Start of Block
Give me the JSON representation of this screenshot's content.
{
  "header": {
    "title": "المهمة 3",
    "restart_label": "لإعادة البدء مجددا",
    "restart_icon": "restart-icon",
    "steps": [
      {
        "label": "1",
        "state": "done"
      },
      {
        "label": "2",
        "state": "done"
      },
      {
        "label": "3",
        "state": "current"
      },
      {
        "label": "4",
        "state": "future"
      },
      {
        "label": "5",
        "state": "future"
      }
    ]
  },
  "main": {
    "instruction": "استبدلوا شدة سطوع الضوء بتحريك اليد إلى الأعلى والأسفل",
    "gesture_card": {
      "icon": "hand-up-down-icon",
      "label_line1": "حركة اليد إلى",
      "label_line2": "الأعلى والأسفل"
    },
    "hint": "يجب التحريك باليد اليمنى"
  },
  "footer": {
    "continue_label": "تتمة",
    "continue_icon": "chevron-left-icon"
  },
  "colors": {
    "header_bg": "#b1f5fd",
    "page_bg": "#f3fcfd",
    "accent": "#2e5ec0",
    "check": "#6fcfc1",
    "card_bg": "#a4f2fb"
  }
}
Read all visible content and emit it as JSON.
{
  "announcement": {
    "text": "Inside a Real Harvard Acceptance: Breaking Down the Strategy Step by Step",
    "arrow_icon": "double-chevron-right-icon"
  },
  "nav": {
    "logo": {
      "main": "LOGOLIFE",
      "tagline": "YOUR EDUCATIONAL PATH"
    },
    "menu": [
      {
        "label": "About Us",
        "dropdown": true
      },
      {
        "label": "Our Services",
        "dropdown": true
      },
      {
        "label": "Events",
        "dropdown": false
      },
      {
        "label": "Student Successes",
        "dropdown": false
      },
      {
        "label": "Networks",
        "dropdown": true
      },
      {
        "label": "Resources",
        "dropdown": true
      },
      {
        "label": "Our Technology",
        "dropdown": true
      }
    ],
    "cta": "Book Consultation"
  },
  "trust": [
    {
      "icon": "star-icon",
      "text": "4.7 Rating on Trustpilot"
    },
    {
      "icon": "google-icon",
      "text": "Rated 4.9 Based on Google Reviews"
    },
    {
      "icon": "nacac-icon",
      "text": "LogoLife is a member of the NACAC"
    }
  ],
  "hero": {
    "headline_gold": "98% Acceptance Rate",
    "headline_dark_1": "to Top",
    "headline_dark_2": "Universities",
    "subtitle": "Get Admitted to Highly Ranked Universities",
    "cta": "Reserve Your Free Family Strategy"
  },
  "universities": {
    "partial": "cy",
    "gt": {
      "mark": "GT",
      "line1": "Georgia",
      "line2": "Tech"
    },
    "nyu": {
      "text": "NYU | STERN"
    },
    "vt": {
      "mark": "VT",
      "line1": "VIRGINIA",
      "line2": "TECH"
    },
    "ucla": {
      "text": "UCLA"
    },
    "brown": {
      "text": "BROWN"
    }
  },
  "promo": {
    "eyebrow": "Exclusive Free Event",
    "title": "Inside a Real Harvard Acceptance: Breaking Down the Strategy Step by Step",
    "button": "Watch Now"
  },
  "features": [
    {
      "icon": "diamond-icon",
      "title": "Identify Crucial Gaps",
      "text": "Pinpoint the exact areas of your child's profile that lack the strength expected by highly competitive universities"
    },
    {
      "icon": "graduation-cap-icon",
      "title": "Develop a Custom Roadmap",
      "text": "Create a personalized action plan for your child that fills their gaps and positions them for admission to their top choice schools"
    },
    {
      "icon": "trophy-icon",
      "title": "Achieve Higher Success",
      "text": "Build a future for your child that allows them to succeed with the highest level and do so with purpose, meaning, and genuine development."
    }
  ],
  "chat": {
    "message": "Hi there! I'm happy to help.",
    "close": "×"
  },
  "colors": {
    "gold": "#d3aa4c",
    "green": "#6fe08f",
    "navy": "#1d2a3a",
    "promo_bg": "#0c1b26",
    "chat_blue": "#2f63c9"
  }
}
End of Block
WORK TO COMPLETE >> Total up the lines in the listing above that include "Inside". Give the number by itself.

PROBLEM SOLUTION >> 2